- [WORK REQUEST]: All of the data below is to be output without alteration.

(Data about app and page elements)

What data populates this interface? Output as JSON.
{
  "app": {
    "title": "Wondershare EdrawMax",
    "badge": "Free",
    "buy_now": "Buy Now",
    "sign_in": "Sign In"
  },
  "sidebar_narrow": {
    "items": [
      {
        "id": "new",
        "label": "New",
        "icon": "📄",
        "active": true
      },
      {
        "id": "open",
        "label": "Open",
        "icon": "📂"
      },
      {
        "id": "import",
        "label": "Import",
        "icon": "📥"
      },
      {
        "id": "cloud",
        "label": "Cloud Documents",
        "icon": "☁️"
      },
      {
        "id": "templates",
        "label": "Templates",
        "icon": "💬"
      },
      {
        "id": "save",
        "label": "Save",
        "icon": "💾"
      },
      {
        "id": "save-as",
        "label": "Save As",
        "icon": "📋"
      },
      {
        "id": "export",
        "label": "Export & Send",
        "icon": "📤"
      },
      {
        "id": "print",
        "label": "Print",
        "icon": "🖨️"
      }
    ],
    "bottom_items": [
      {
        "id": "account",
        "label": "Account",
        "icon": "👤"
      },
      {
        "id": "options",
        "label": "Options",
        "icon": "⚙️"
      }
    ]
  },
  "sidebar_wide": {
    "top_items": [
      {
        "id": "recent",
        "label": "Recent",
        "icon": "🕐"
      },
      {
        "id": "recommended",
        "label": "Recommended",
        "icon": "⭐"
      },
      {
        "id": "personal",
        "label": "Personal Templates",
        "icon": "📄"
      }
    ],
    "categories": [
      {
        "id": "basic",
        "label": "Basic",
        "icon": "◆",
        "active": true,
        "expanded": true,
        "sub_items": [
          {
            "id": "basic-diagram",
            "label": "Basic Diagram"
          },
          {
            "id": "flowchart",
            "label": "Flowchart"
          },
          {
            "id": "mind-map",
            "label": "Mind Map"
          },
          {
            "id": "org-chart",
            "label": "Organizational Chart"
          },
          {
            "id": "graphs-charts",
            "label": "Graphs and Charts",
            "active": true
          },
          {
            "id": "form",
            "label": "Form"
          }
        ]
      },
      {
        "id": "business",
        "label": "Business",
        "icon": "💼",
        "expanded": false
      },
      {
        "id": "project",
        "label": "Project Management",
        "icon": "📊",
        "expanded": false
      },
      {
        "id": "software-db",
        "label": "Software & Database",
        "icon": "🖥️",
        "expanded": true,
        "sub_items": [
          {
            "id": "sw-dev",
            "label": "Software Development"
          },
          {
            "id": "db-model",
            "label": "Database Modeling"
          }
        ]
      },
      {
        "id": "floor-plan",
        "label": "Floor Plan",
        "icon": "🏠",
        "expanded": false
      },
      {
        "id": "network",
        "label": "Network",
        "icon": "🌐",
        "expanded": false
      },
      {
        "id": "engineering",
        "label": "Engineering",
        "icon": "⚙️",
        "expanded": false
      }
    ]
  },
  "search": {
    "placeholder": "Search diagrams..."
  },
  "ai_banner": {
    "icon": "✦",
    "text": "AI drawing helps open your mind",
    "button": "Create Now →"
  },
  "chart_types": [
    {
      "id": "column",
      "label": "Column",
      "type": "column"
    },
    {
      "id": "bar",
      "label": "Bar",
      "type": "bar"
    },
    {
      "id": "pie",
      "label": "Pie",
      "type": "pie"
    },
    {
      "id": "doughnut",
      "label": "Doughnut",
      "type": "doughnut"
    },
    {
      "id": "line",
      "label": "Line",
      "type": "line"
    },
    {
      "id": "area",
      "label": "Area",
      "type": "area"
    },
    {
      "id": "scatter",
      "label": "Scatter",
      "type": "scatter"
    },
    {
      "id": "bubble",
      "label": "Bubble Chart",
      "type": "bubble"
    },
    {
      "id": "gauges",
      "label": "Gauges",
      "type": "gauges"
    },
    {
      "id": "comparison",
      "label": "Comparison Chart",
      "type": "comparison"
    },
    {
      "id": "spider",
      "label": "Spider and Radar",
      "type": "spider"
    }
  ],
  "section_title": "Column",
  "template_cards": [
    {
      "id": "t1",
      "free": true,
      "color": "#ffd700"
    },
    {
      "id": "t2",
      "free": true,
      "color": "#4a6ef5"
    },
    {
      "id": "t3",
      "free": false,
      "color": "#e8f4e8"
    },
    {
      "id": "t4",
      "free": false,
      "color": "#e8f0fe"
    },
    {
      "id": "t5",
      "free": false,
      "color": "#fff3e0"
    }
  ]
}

- [OUTPUT OF THE TASK]:
What data populates this interface? Output as JSON.
{
  "app": {
    "title": "Wondershare EdrawMax",
    "badge": "Free",
    "buy_now": "Buy Now",
    "sign_in": "Sign In"
  },
  "sidebar_narrow": {
    "items": [
      {
        "id": "new",
        "label": "New",
        "icon": "📄",
        "active": true
      },
      {
        "id": "open",
        "label": "Open",
        "icon": "📂"
      },
      {
        "id": "import",
        "label": "Import",
        "icon": "📥"
      },
      {
        "id": "cloud",
        "label": "Cloud Documents",
        "icon": "☁️"
      },
      {
        "id": "templates",
        "label": "Templates",
        "icon": "💬"
      },
      {
        "id": "save",
        "label": "Save",
        "icon": "💾"
      },
      {
        "id": "save-as",
        "label": "Save As",
        "icon": "📋"
      },
      {
        "id": "export",
        "label": "Export & Send",
        "icon": "📤"
      },
      {
        "id": "print",
        "label": "Print",
        "icon": "🖨️"
      }
    ],
    "bottom_items": [
      {
        "id": "account",
        "label": "Account",
        "icon": "👤"
      },
      {
        "id": "options",
        "label": "Options",
        "icon": "⚙️"
      }
    ]
  },
  "sidebar_wide": {
    "top_items": [
      {
        "id": "recent",
        "label": "Recent",
        "icon": "🕐"
      },
      {
        "id": "recommended",
        "label": "Recommended",
        "icon": "⭐"
      },
      {
        "id": "personal",
        "label": "Personal Templates",
        "icon": "📄"
      }
    ],
    "categories": [
      {
        "id": "basic",
        "label": "Basic",
        "icon": "◆",
        "active": true,
        "expanded": true,
        "sub_items": [
          {
            "id": "basic-diagram",
            "label": "Basic Diagram"
          },
          {
            "id": "flowchart",
            "label": "Flowchart"
          },
          {
            "id": "mind-map",
            "label": "Mind Map"
          },
          {
            "id": "org-chart",
            "label": "Organizational Chart"
          },
          {
            "id": "graphs-charts",
            "label": "Graphs and Charts",
            "active": true
          },
          {
            "id": "form",
            "label": "Form"
          }
        ]
      },
      {
        "id": "business",
        "label": "Business",
        "icon": "💼",
        "expanded": false
      },
      {
        "id": "project",
        "label": "Project Management",
        "icon": "📊",
        "expanded": false
      },
      {
        "id": "software-db",
        "label": "Software & Database",
        "icon": "🖥️",
        "expanded": true,
        "sub_items": [
          {
            "id": "sw-dev",
            "label": "Software Development"
          },
          {
            "id": "db-model",
            "label": "Database Modeling"
          }
        ]
      },
      {
        "id": "floor-plan",
        "label": "Floor Plan",
        "icon": "🏠",
        "expanded": false
      },
      {
        "id": "network",
        "label": "Network",
        "icon": "🌐",
        "expanded": false
      },
      {
        "id": "engineering",
        "label": "Engineering",
        "icon": "⚙️",
        "expanded": false
      }
    ]
  },
  "search": {
    "placeholder": "Search diagrams..."
  },
  "ai_banner": {
    "icon": "✦",
    "text": "AI drawing helps open your mind",
    "button": "Create Now →"
  },
  "chart_types": [
    {
      "id": "column",
      "label": "Column",
      "type": "column"
    },
    {
      "id": "bar",
      "label": "Bar",
      "type": "bar"
    },
    {
      "id": "pie",
      "label": "Pie",
      "type": "pie"
    },
    {
      "id": "doughnut",
      "label": "Doughnut",
      "type": "doughnut"
    },
    {
      "id": "line",
      "label": "Line",
      "type": "line"
    },
    {
      "id": "area",
      "label": "Area",
      "type": "area"
    },
    {
      "id": "scatter",
      "label": "Scatter",
      "type": "scatter"
    },
    {
      "id": "bubble",
      "label": "Bubble Chart",
      "type": "bubble"
    },
    {
      "id": "gauges",
      "label": "Gauges",
      "type": "gauges"
    },
    {
      "id": "comparison",
      "label": "Comparison Chart",
      "type": "comparison"
    },
    {
      "id": "spider",
      "label": "Spider and Radar",
      "type": "spider"
    }
  ],
  "section_title": "Column",
  "template_cards": [
    {
      "id": "t1",
      "free": true,
      "color": "#ffd700"
    },
    {
      "id": "t2",
      "free": true,
      "color": "#4a6ef5"
    },
    {
      "id": "t3",
      "free": false,
      "color": "#e8f4e8"
    },
    {
      "id": "t4",
      "free": false,
      "color": "#e8f0fe"
    },
    {
      "id": "t5",
      "free": false,
      "color": "#fff3e0"
    }
  ]
}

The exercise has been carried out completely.